complex one – around 550 hours. For all the 22 features, the EPU team has worked a total of 2689 hours, which makes an average 122 hours/feature.
From the moment EPU was sent in production, it has grown approx. 600.000 lines of code.
But as an application starts to build up, one iteration at a time, your quality assurance (testing) team enters the scene, reminding you that software is not only about quantity, but
also about quality. And from their point of view, their most important task regarding software quality is to identify as many errors as possible, before a change-set gets to the client
(internally reported errors). So we wanted to calculate the number of errors per 1 k (1000) lines of code for each product release, as we wanted to have a better idea where we stand.
As you can see, the report decreased pretty constantly. The ability to improve the errors/k lines of code ratio is not some superpower but a direct effect of gaining more experience
into the project with each iteration.
Last but not least, it is most important that the product quality is measurable at the customer end, so another metric that we want to track on a permanent basis is the number of bugs
reported by the client after each release per 1000 lines of code. Thanks to our Service Tracking And Reporting application (STAR) that was easily done.
The after release bug report rate per 1k lines of code has been constantly lower, from 1.5 to 0.4. Cool, right?
Sebastian Dumitrescu explains the numbers: “As an application becomes more mature, the expertise from previous versions and iterations helps developers and testers become more
and more efficient. Also, having a pretty stable team over the project development lifespan and a dedicated test-team forging more and more automated tests with every release, has
contributed a lot to this evolution.”
A Vertical History
“Still, no matter how much progress is made and how mature an application, some things never change”, Sebastian likes to joke. “One of them is the density of reported bugs growing at a
steep rate before each delivery date.” A reality we tried to illustrate in the following vertical project history:
The facts presented in this article, though sometimes simplified to make them more straightforward are based on actual data. But behind the facts there’s a hardworking, highly

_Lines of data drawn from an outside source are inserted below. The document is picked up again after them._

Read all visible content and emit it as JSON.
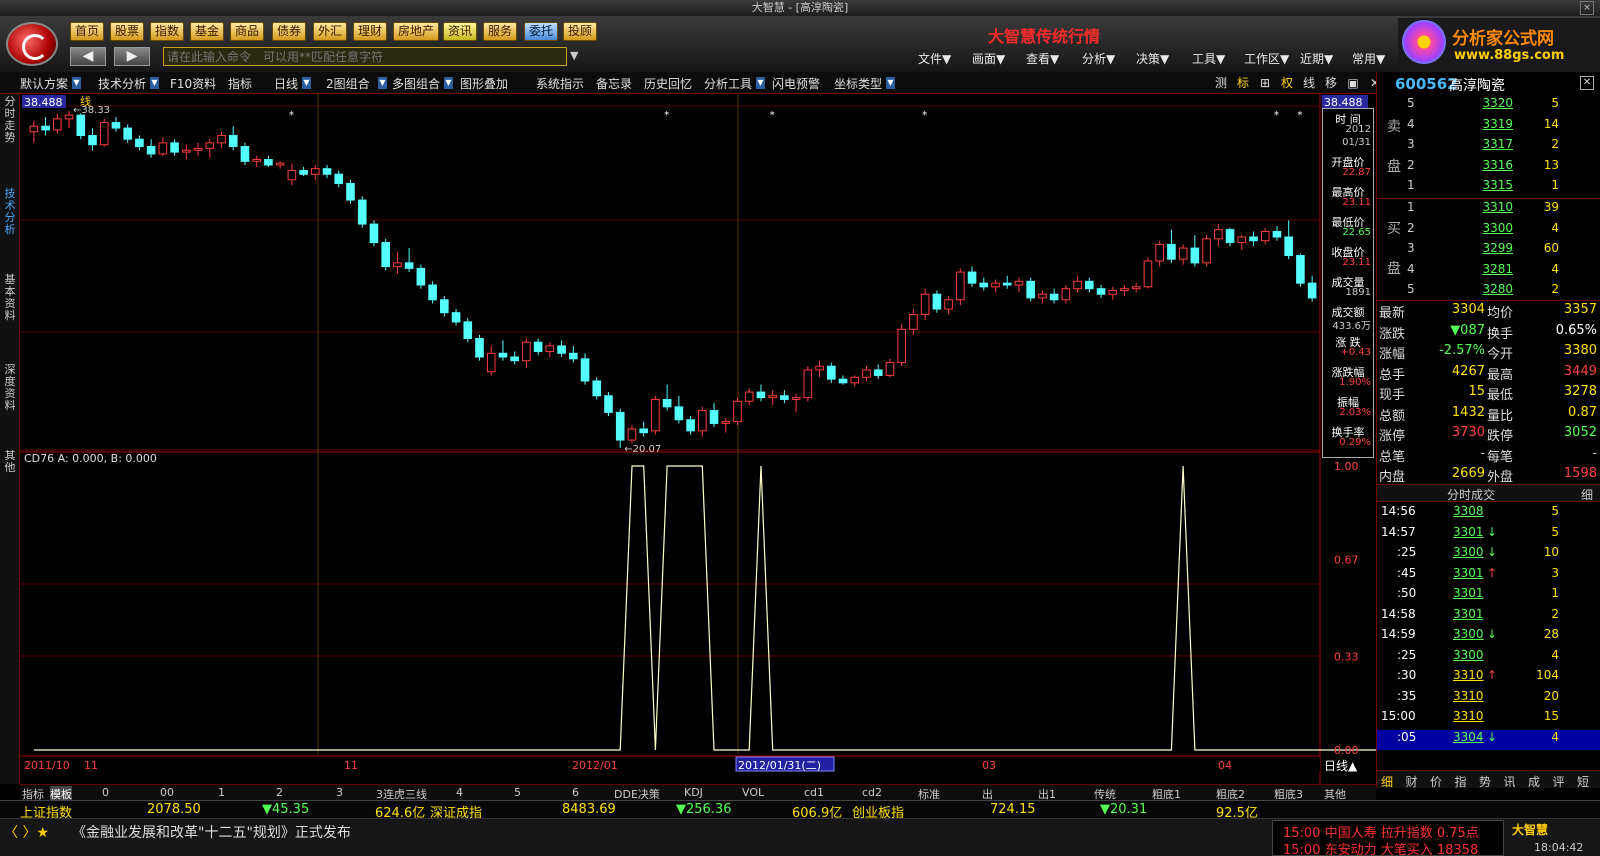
{
  "window": {
    "title": "大智慧 - [高淳陶瓷]",
    "close_icon": "×"
  },
  "topbar": {
    "nav": [
      "首页",
      "股票",
      "指数",
      "基金",
      "商品",
      "债券",
      "外汇",
      "理财",
      "房地产",
      "资讯",
      "服务",
      "委托",
      "投顾"
    ],
    "brand_title": "大智慧传统行情",
    "back": "◀",
    "forward": "▶",
    "command_placeholder": "请在此输入命令　可以用**匹配任意字符",
    "menus": [
      "文件▼",
      "画面▼",
      "查看▼",
      "分析▼",
      "决策▼",
      "工具▼",
      "工作区▼",
      "近期▼",
      "常用▼"
    ],
    "ad": {
      "line1": "分析家公式网",
      "line2": "www.88gs.com"
    }
  },
  "toolbar": {
    "items": [
      "默认方案",
      "技术分析",
      "F10资料",
      "指标",
      "日线",
      "2图组合",
      "多图组合",
      "图形叠加",
      "系统指示",
      "备忘录",
      "历史回忆",
      "分析工具",
      "闪电预警",
      "坐标类型"
    ],
    "right": [
      "测",
      "标",
      "⊞",
      "权",
      "线",
      "移",
      "▣",
      "✕"
    ]
  },
  "left_tabs": [
    "分时走势",
    "技术分析",
    "基本资料",
    "深度资料",
    "其他"
  ],
  "chart": {
    "price_high_label": "38.488",
    "high_marker": "38.33",
    "low_marker": "20.07",
    "indicator_label": "CD76  A: 0.000, B: 0.000",
    "indicator_scale": [
      "1.00",
      "0.67",
      "0.33",
      "0.00"
    ],
    "date_labels": [
      "2011/10",
      "11",
      "11",
      "2012/01",
      "2012/01/31(二)",
      "03",
      "04"
    ],
    "period": "日线",
    "line_label": "线"
  },
  "chart_data": {
    "type": "candlestick",
    "price_ylim": [
      20.07,
      38.488
    ],
    "candles": [
      [
        37.2,
        37.8,
        36.6,
        37.5
      ],
      [
        37.5,
        38.0,
        37.0,
        37.3
      ],
      [
        37.3,
        38.2,
        37.1,
        37.9
      ],
      [
        37.9,
        38.33,
        37.4,
        38.1
      ],
      [
        38.1,
        38.2,
        36.8,
        37.0
      ],
      [
        37.0,
        37.4,
        36.2,
        36.5
      ],
      [
        36.5,
        37.9,
        36.4,
        37.7
      ],
      [
        37.7,
        38.0,
        37.2,
        37.4
      ],
      [
        37.4,
        37.6,
        36.6,
        36.8
      ],
      [
        36.8,
        37.0,
        36.2,
        36.4
      ],
      [
        36.4,
        36.8,
        35.8,
        36.0
      ],
      [
        36.0,
        36.9,
        35.9,
        36.6
      ],
      [
        36.6,
        36.8,
        35.9,
        36.1
      ],
      [
        36.1,
        36.5,
        35.7,
        36.2
      ],
      [
        36.2,
        36.6,
        35.9,
        36.3
      ],
      [
        36.3,
        36.8,
        35.8,
        36.6
      ],
      [
        36.6,
        37.2,
        36.3,
        37.0
      ],
      [
        37.0,
        37.5,
        36.2,
        36.4
      ],
      [
        36.4,
        36.6,
        35.4,
        35.6
      ],
      [
        35.6,
        35.9,
        35.3,
        35.7
      ],
      [
        35.7,
        35.9,
        35.3,
        35.4
      ],
      [
        35.4,
        35.6,
        35.2,
        35.5
      ],
      [
        34.6,
        35.5,
        34.3,
        35.1
      ],
      [
        35.1,
        35.3,
        34.8,
        34.9
      ],
      [
        34.9,
        35.4,
        34.6,
        35.2
      ],
      [
        35.2,
        35.4,
        34.7,
        34.9
      ],
      [
        34.9,
        35.1,
        34.2,
        34.4
      ],
      [
        34.4,
        34.6,
        33.3,
        33.5
      ],
      [
        33.5,
        33.7,
        32.0,
        32.2
      ],
      [
        32.2,
        32.4,
        31.0,
        31.2
      ],
      [
        31.2,
        31.4,
        29.7,
        29.9
      ],
      [
        29.9,
        30.7,
        29.5,
        30.1
      ],
      [
        30.1,
        30.9,
        29.6,
        29.8
      ],
      [
        29.8,
        30.0,
        28.7,
        28.9
      ],
      [
        28.9,
        29.1,
        27.9,
        28.1
      ],
      [
        28.1,
        28.3,
        27.2,
        27.4
      ],
      [
        27.4,
        27.6,
        26.7,
        26.9
      ],
      [
        26.9,
        27.1,
        25.8,
        26.0
      ],
      [
        26.0,
        26.2,
        24.8,
        25.0
      ],
      [
        24.2,
        25.6,
        24.0,
        25.2
      ],
      [
        25.2,
        25.9,
        24.8,
        25.0
      ],
      [
        25.0,
        25.3,
        24.6,
        24.8
      ],
      [
        24.8,
        26.0,
        24.4,
        25.8
      ],
      [
        25.8,
        26.0,
        25.1,
        25.3
      ],
      [
        25.3,
        25.8,
        25.0,
        25.6
      ],
      [
        25.6,
        25.9,
        25.0,
        25.2
      ],
      [
        25.2,
        25.6,
        24.7,
        24.9
      ],
      [
        24.9,
        25.2,
        23.5,
        23.7
      ],
      [
        23.7,
        23.9,
        22.7,
        22.9
      ],
      [
        22.9,
        23.1,
        21.8,
        22.0
      ],
      [
        22.0,
        22.2,
        20.07,
        20.5
      ],
      [
        20.5,
        21.3,
        20.3,
        21.1
      ],
      [
        21.1,
        21.5,
        20.7,
        20.9
      ],
      [
        21.0,
        22.9,
        20.8,
        22.7
      ],
      [
        22.7,
        23.5,
        22.1,
        22.3
      ],
      [
        22.3,
        22.9,
        21.4,
        21.6
      ],
      [
        21.6,
        21.8,
        20.8,
        21.0
      ],
      [
        21.0,
        22.3,
        20.7,
        22.1
      ],
      [
        22.1,
        22.5,
        21.2,
        21.4
      ],
      [
        21.4,
        21.7,
        20.9,
        21.5
      ],
      [
        21.5,
        22.8,
        21.3,
        22.6
      ],
      [
        22.6,
        23.3,
        22.4,
        23.1
      ],
      [
        23.1,
        23.5,
        22.6,
        22.8
      ],
      [
        22.8,
        23.2,
        22.4,
        22.9
      ],
      [
        22.9,
        23.2,
        22.5,
        22.7
      ],
      [
        22.7,
        23.0,
        22.0,
        22.8
      ],
      [
        22.8,
        24.5,
        22.6,
        24.3
      ],
      [
        24.3,
        24.8,
        23.9,
        24.5
      ],
      [
        24.5,
        24.7,
        23.6,
        23.8
      ],
      [
        23.8,
        24.0,
        23.5,
        23.6
      ],
      [
        23.6,
        24.0,
        23.4,
        23.9
      ],
      [
        23.9,
        24.5,
        23.7,
        24.3
      ],
      [
        24.3,
        24.6,
        23.8,
        24.0
      ],
      [
        24.0,
        24.9,
        23.9,
        24.7
      ],
      [
        24.7,
        26.8,
        24.5,
        26.5
      ],
      [
        26.5,
        27.6,
        26.2,
        27.3
      ],
      [
        27.3,
        28.7,
        27.0,
        28.4
      ],
      [
        28.4,
        28.6,
        27.4,
        27.6
      ],
      [
        27.6,
        28.3,
        27.3,
        28.1
      ],
      [
        28.1,
        29.8,
        27.8,
        29.6
      ],
      [
        29.6,
        29.9,
        28.8,
        29.0
      ],
      [
        29.0,
        29.3,
        28.6,
        28.8
      ],
      [
        28.8,
        29.2,
        28.5,
        29.0
      ],
      [
        29.0,
        29.4,
        28.7,
        28.9
      ],
      [
        28.9,
        29.3,
        28.5,
        29.1
      ],
      [
        29.1,
        29.3,
        28.0,
        28.2
      ],
      [
        28.2,
        28.6,
        27.9,
        28.4
      ],
      [
        28.4,
        28.7,
        27.9,
        28.1
      ],
      [
        28.1,
        28.9,
        27.9,
        28.7
      ],
      [
        28.7,
        29.4,
        28.5,
        29.1
      ],
      [
        29.1,
        29.3,
        28.5,
        28.7
      ],
      [
        28.7,
        28.9,
        28.2,
        28.4
      ],
      [
        28.4,
        28.8,
        28.1,
        28.6
      ],
      [
        28.6,
        28.9,
        28.3,
        28.7
      ],
      [
        28.7,
        29.0,
        28.5,
        28.8
      ],
      [
        28.8,
        30.4,
        28.7,
        30.2
      ],
      [
        30.2,
        31.3,
        29.9,
        31.1
      ],
      [
        31.1,
        31.9,
        30.1,
        30.3
      ],
      [
        30.3,
        31.1,
        30.0,
        30.9
      ],
      [
        30.9,
        31.6,
        29.9,
        30.1
      ],
      [
        30.1,
        31.6,
        29.9,
        31.4
      ],
      [
        31.4,
        32.2,
        31.0,
        31.9
      ],
      [
        31.9,
        32.0,
        31.0,
        31.2
      ],
      [
        31.2,
        31.6,
        30.8,
        31.5
      ],
      [
        31.5,
        31.8,
        31.0,
        31.3
      ],
      [
        31.3,
        32.0,
        31.1,
        31.8
      ],
      [
        31.8,
        32.1,
        31.3,
        31.5
      ],
      [
        31.5,
        32.4,
        30.3,
        30.5
      ],
      [
        30.5,
        30.6,
        28.8,
        29.0
      ],
      [
        29.0,
        29.4,
        28.0,
        28.2
      ]
    ],
    "indicator": {
      "name": "CD76",
      "ylim": [
        0,
        1
      ],
      "values": [
        0,
        0,
        0,
        0,
        0,
        0,
        0,
        0,
        0,
        0,
        0,
        0,
        0,
        0,
        0,
        0,
        0,
        0,
        0,
        0,
        0,
        0,
        0,
        0,
        0,
        0,
        0,
        0,
        0,
        0,
        0,
        0,
        0,
        0,
        0,
        0,
        0,
        0,
        0,
        0,
        0,
        0,
        0,
        0,
        0,
        0,
        0,
        0,
        0,
        0,
        0,
        1,
        1,
        0,
        1,
        1,
        1,
        1,
        0,
        0,
        0,
        0,
        1,
        0,
        0,
        0,
        0,
        0,
        0,
        0,
        0,
        0,
        0,
        0,
        0,
        0,
        0,
        0,
        0,
        0,
        0,
        0,
        0,
        0,
        0,
        0,
        0,
        0,
        0,
        0,
        0,
        0,
        0,
        0,
        0,
        0,
        0,
        0,
        1,
        0,
        0,
        0,
        0,
        0,
        0,
        0,
        0,
        0,
        0,
        0,
        0,
        0,
        0,
        0,
        0,
        0,
        0,
        0,
        0,
        0
      ]
    }
  },
  "infobox": [
    {
      "label": "时 间",
      "value": "2012"
    },
    {
      "label": "",
      "value": "01/31"
    },
    {
      "label": "开盘价",
      "value": "22.87"
    },
    {
      "label": "最高价",
      "value": "23.11"
    },
    {
      "label": "最低价",
      "value": "22.65"
    },
    {
      "label": "收盘价",
      "value": "23.11"
    },
    {
      "label": "成交量",
      "value": "1891"
    },
    {
      "label": "成交额",
      "value": "433.6万"
    },
    {
      "label": "涨 跌",
      "value": "+0.43"
    },
    {
      "label": "涨跌幅",
      "value": "1.90%"
    },
    {
      "label": "振幅",
      "value": "2.03%"
    },
    {
      "label": "换手率",
      "value": "0.29%"
    }
  ],
  "quote": {
    "code": "600562",
    "name": "高淳陶瓷",
    "close": "✕",
    "sell_label": [
      "卖",
      "盘"
    ],
    "buy_label": [
      "买",
      "盘"
    ],
    "sell": [
      {
        "lvl": "5",
        "price": "3320",
        "qty": "5"
      },
      {
        "lvl": "4",
        "price": "3319",
        "qty": "14"
      },
      {
        "lvl": "3",
        "price": "3317",
        "qty": "2"
      },
      {
        "lvl": "2",
        "price": "3316",
        "qty": "13"
      },
      {
        "lvl": "1",
        "price": "3315",
        "qty": "1"
      }
    ],
    "buy": [
      {
        "lvl": "1",
        "price": "3310",
        "qty": "39"
      },
      {
        "lvl": "2",
        "price": "3300",
        "qty": "4"
      },
      {
        "lvl": "3",
        "price": "3299",
        "qty": "60"
      },
      {
        "lvl": "4",
        "price": "3281",
        "qty": "4"
      },
      {
        "lvl": "5",
        "price": "3280",
        "qty": "2"
      }
    ],
    "stats": [
      [
        "最新",
        "3304",
        "均价",
        "3357"
      ],
      [
        "涨跌",
        "▼087",
        "换手",
        "0.65%"
      ],
      [
        "涨幅",
        "-2.57%",
        "今开",
        "3380"
      ],
      [
        "总手",
        "4267",
        "最高",
        "3449"
      ],
      [
        "现手",
        "15",
        "最低",
        "3278"
      ],
      [
        "总额",
        "1432",
        "量比",
        "0.87"
      ],
      [
        "涨停",
        "3730",
        "跌停",
        "3052"
      ],
      [
        "总笔",
        "-",
        "每笔",
        "-"
      ],
      [
        "内盘",
        "2669",
        "外盘",
        "1598"
      ]
    ],
    "ticks_title": "分时成交",
    "ticks_tab": "细",
    "ticks": [
      [
        "14:56",
        "3308",
        "",
        "5"
      ],
      [
        "14:57",
        "3301",
        "↓",
        "5"
      ],
      [
        ":25",
        "3300",
        "↓",
        "10"
      ],
      [
        ":45",
        "3301",
        "↑",
        "3"
      ],
      [
        ":50",
        "3301",
        "",
        "1"
      ],
      [
        "14:58",
        "3301",
        "",
        "2"
      ],
      [
        "14:59",
        "3300",
        "↓",
        "28"
      ],
      [
        ":25",
        "3300",
        "",
        "4"
      ],
      [
        ":30",
        "3310",
        "↑",
        "104"
      ],
      [
        ":35",
        "3310",
        "",
        "20"
      ],
      [
        "15:00",
        "3310",
        "",
        "15"
      ],
      [
        ":05",
        "3304",
        "↓",
        "4"
      ]
    ],
    "tabs": [
      "细",
      "财",
      "价",
      "指",
      "势",
      "讯",
      "成",
      "评",
      "短"
    ]
  },
  "bottom_tabs": [
    "指标",
    "模板",
    "0",
    "00",
    "1",
    "2",
    "3",
    "3连虎三线",
    "4",
    "5",
    "6",
    "DDE决策",
    "KDJ",
    "VOL",
    "cd1",
    "cd2",
    "标准",
    "出",
    "出1",
    "传统",
    "粗底1",
    "粗底2",
    "粗底3",
    "其他"
  ],
  "status": {
    "i1_name": "上证指数",
    "i1_val": "2078.50",
    "i1_chg": "▼45.35",
    "i1_amt": "624.6亿",
    "i2_name": "深证成指",
    "i2_val": "8483.69",
    "i2_chg": "▼256.36",
    "i2_amt": "606.9亿",
    "i3_name": "创业板指",
    "i3_val": "724.15",
    "i3_chg": "▼20.31",
    "i3_amt": "92.5亿"
  },
  "news": {
    "controls": "〈 〉★",
    "headline": "《金融业发展和改革\"十二五\"规划》正式发布",
    "alert1": "15:00 中国人寿 拉升指数 0.75点",
    "alert2": "15:00 东安动力 大笔买入 18358",
    "brand": "大智慧",
    "clock": "18:04:42"
  },
  "colors": {
    "up": "#ff3c3c",
    "down": "#54ffff",
    "indicator": "#ffffcc",
    "grid": "#5a0000"
  }
}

professional team of specialists doing their job every day in a modest, old-school manner. Just like a reliable German engine. And this is kind of exceptional, too.